◆ **Dataset records**:
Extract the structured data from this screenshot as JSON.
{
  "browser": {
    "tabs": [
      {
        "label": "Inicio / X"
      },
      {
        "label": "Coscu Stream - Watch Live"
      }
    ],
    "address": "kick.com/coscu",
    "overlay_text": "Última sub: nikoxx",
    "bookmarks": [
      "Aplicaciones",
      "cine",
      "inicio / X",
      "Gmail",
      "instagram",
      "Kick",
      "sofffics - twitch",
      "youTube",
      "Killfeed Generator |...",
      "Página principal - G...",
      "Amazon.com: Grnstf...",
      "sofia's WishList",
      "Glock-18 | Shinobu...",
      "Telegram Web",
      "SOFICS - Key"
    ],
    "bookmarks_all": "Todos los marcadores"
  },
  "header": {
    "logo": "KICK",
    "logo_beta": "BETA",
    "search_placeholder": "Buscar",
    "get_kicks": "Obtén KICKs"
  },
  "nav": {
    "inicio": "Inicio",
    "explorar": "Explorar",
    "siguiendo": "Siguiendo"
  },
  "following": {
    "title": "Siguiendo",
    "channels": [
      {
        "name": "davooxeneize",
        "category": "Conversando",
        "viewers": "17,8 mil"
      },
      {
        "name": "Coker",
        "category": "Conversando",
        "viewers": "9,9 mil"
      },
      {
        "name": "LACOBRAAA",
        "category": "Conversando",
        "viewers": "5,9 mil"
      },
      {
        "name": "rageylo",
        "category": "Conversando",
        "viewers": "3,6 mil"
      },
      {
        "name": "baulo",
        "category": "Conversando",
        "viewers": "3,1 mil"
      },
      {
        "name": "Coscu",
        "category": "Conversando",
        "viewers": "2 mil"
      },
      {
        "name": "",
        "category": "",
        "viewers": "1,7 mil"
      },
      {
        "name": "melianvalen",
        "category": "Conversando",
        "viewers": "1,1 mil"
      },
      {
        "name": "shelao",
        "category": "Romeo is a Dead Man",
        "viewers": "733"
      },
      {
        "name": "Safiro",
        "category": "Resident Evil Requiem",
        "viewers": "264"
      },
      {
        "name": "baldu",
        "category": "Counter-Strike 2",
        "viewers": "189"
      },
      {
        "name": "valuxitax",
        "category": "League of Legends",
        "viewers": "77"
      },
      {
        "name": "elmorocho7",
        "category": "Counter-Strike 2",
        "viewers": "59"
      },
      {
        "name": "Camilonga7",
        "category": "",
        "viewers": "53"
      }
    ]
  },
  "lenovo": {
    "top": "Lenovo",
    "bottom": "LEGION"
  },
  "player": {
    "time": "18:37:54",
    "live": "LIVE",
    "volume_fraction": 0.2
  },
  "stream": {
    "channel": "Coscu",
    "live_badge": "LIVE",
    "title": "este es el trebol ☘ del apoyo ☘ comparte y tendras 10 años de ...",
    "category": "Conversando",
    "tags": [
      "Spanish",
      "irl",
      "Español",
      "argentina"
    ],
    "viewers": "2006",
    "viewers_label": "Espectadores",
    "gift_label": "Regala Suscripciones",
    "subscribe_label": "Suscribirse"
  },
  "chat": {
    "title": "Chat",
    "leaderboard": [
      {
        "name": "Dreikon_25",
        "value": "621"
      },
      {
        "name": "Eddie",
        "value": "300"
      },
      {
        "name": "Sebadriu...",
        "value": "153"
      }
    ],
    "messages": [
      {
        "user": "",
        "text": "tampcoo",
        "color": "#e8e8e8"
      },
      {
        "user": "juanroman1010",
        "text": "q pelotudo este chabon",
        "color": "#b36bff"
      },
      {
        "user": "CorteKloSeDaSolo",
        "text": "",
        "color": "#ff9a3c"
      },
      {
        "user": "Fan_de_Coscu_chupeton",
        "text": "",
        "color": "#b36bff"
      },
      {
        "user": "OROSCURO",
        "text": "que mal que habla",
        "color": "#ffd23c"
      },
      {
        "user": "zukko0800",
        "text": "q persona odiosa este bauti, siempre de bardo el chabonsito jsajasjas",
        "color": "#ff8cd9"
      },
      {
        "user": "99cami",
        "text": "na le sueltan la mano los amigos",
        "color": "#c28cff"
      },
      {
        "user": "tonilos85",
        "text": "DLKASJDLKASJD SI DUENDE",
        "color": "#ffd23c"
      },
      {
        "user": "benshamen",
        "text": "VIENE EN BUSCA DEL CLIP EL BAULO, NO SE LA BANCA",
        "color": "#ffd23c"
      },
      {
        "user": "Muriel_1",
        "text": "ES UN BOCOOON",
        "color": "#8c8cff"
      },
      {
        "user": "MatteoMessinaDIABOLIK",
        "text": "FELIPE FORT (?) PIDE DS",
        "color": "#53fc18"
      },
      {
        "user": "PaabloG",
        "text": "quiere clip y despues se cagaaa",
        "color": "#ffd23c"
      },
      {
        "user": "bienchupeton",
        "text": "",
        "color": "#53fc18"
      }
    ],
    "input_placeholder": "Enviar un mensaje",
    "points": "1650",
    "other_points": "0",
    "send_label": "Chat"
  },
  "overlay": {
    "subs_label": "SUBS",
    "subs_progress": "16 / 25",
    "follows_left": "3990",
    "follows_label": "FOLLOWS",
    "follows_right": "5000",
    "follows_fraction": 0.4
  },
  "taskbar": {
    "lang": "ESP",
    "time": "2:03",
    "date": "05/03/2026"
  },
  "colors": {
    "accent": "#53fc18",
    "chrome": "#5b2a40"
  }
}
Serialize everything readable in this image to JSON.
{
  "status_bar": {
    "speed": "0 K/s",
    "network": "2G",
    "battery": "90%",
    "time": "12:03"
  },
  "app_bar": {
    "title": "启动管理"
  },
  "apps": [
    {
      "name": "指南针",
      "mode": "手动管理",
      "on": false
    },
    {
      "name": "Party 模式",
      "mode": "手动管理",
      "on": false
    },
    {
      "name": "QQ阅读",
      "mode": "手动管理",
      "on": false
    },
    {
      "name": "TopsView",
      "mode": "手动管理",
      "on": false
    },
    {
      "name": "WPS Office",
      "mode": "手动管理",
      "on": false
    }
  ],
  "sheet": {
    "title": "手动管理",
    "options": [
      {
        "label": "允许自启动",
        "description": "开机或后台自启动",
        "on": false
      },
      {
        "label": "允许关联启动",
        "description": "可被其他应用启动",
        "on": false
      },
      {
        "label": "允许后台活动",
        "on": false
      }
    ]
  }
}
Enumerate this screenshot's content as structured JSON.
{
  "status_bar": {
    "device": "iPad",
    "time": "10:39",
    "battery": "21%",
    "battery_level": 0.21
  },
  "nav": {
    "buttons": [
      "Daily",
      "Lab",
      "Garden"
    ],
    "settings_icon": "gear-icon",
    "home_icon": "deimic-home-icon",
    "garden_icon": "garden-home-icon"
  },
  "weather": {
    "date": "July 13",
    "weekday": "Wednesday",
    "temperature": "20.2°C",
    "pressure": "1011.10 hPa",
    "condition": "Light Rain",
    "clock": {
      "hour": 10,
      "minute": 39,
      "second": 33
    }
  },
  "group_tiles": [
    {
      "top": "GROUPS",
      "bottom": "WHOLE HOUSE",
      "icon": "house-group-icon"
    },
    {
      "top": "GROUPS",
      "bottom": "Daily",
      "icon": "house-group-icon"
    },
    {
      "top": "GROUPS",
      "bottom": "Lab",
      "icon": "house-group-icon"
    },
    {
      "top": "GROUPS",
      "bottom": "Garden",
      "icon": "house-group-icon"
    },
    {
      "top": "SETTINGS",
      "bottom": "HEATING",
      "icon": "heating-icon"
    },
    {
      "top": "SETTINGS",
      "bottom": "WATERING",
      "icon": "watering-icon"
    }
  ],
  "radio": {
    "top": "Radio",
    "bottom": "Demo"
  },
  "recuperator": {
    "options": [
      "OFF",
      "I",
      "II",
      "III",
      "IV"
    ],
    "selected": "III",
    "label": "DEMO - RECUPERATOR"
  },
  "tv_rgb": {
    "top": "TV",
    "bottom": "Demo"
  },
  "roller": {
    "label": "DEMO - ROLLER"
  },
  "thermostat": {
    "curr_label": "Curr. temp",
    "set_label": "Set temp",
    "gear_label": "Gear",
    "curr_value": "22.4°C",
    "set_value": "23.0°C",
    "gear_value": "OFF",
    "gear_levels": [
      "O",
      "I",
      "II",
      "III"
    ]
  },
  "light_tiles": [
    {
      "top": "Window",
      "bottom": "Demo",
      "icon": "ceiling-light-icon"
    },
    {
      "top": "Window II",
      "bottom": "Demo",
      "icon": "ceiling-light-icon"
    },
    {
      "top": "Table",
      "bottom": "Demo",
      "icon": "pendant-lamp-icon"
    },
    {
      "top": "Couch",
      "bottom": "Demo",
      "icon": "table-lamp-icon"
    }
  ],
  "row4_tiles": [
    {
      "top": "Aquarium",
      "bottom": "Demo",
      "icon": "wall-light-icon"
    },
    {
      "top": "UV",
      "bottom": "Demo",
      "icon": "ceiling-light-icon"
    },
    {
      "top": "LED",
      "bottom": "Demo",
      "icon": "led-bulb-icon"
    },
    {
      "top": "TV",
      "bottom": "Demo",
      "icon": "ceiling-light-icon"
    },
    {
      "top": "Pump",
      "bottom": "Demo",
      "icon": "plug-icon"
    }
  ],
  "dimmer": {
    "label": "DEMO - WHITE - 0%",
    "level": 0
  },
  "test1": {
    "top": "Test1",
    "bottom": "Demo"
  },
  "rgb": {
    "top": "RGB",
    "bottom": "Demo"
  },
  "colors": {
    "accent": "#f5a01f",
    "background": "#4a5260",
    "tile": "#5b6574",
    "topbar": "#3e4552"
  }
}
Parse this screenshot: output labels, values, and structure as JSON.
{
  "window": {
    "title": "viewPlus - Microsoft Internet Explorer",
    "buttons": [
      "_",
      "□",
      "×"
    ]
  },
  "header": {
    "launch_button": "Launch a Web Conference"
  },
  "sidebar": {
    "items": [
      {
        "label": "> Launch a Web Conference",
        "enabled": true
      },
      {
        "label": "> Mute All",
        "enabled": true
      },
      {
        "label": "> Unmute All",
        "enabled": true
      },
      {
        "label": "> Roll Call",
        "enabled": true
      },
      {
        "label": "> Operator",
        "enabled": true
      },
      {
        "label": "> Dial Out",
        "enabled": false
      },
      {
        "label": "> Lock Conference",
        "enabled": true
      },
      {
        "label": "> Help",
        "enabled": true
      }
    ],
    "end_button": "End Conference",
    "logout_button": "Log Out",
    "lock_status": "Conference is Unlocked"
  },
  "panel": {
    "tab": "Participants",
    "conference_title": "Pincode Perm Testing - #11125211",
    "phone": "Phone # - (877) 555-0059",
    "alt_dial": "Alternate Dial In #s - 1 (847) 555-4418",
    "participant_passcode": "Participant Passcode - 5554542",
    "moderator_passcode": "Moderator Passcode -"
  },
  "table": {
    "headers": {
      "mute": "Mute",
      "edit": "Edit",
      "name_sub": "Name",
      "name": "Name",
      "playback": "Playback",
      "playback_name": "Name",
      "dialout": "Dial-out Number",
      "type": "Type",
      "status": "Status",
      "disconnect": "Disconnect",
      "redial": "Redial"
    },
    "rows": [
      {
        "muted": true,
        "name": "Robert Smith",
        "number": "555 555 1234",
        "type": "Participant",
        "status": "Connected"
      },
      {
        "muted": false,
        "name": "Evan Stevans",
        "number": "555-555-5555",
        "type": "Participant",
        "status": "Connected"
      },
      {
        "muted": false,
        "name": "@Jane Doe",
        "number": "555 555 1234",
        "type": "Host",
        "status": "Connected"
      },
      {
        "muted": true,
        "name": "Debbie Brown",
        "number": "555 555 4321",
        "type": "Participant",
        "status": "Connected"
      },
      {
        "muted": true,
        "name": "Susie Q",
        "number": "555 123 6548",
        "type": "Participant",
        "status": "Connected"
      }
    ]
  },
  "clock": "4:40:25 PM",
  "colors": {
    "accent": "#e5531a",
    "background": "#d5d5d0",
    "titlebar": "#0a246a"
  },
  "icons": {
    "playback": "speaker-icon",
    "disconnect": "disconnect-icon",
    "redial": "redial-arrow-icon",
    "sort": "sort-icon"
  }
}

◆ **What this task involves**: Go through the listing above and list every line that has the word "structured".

◆ **Expected answer**:
Extract the structured data from this screenshot as JSON.
Enumerate this screenshot's content as structured JSON.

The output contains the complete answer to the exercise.